Blog post #2 in the series, Lies We Tell Our Students
We all know what a run-on sentence is. We’ve known since our early school years that run-on sentences are not okay. As this Grammarly.com quote states, “Run-on sentences are strings of complete sentences without sufficient punctuation to make them readable.” Today I’d like to coin a new term, run-on equations. And here’s the description for this new term: Run-on equations are strings of multiple unequal expressions connected with equal signs, making the entire equation untrue.
You’ve seen it…I know you have. Your students are explaining their thinking, and it goes something like this: “I added 3+4 to get 7. Then I multiplied by 2 to get 14. Then I multiplied by 5 to get 70. And then I subtracted 12….” And as they say these words, here’s what they write:

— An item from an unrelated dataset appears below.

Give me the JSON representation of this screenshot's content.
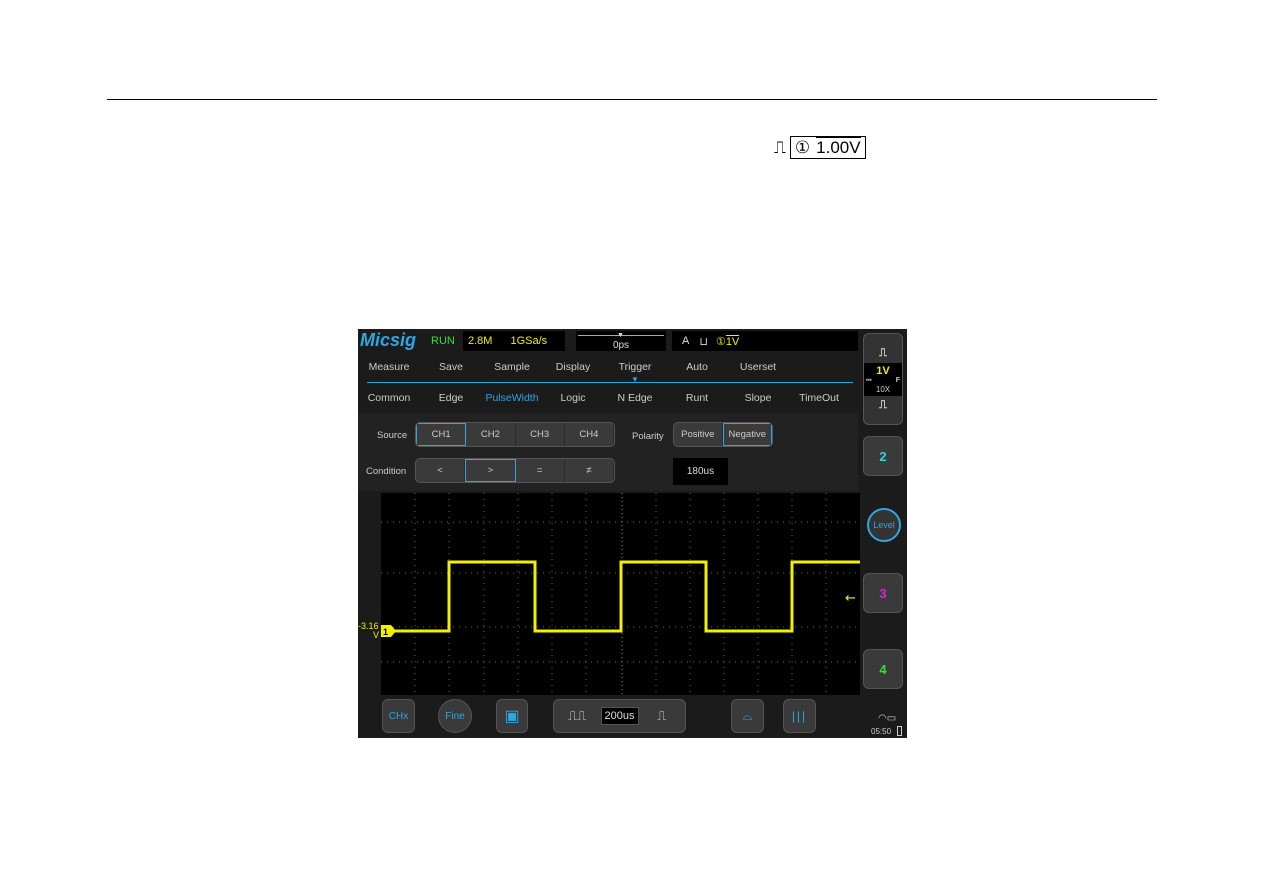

3 + 4 = 7 x 2 = 14 x 5 = 70 – 12
I’ve been in countless classrooms where students and teachers, alike, record their thoughts like this, using the equal sign as an “action” symbol rather than a “relationship” symbol. Have you witnessed this?
The (Inadvertent) Lie
We examined a similar problem last week. They’re thinking of the equal sign as a symbol of action rather than relationship. They’re using the equal sign to show the action of finding an answer and then continuing their thinking from there. The problem is that in doing so, they create a series of unequal expressions, making the entire equation false.
Now here’s the catch. Writing equations with multiple equal signs is not problematic, as long as all expressions are equal. Strings of multiple expressions can be correctly connected with equal signs if the expressions are truly representing equal quantities. Here’s a case in point from a first-grade classroom where students have written pairs of numbers that total nine on post-it notes and then put equal signs between each:
1+8 = 2+7 = 3+6 = 4+5 = 5+4 = 6+3 = 7+2 = 8+1
As you can see, this looks a lot like the run-on equation as recorded in the story, above. However, there is a distinct difference. This string of equations is actually true! The equal sign appears between two equal expressions every single time, and every single expression is equal to every other expression. This equation uses the equal sign to represent equal relationships rather than actions, and it is, therefore, not a run-on equation.
So, how would one go about correcting the “equation” in the story, above, to truthfully describe the situation? S/he would need to separate each equation, rewriting the answer from the previous equation as the “start number” for the new equation.
3 + 4 = 7
7 x 2 = 14
14 x 5 = 70
70 – 12
To sum up this week’s Lie We Tell Our Students:
- The (inadvertent) lie: When explaining one’s reasoning, it’s okay to use run-on equations to show the action taking place (a corollary to the lie, “The equal sign indicates the action of finding the answer” from last week’s blog post).
- The truth: Multiple expressions may be connected by multiple equal signs, but every expression, in its entirety, must be equal to every other expression (a corollary to the truth, “The equal sign indicates relationship, not action” from last week’s blog post).
As always, we love hearing from you! Do you think your students fully understand the meaning of the equal sign? Have you caught your students (or yourself) using run-on equations? Please share your stories in the comments box, below.
Next Steps for Teachers: First of all, model good practice for recording equations to represent thinking. Never, ever, ever, ever, ever, ever let yourself take a short-cut that leads to run-on equations. Secondly, explicitly teach the meaning of the equal sign as a symbol that represents an equal relationship between two expression. You might use the equality flashcard idea from last week’s blog post. Or, if your students are writing equations with multiple expressions and multiple equal signs, have them get out their highlighters. They can highlight each expression a different color and then determine if every single expression in the equation is equal to every other expression. If not, they probably fell into the trap (again) of using the equal sign as an action symbol rather than as a relationship symbol.
Next Steps for Leaders: During grade-level meetings, PLC meetings, or staff meetings, provide time for teachers to discuss the meaning of the equal sign. You may want to begin by replicating the story told above, recording with run-on equations, and continuing until someone in the room stops you. If no one does, then at some point, you’ll need to interrupt yourself and check in to see what they’re thinking. I cannot emphasize this enough…do not let this practice infiltrate your classrooms. Improper understanding of the equal sign will impact student learning for years to come, especially when the students get into algebra.
Kimberly Rimbey, Ph.D., works with teachers and leaders to develop system-wide change in mathematics teaching and learning.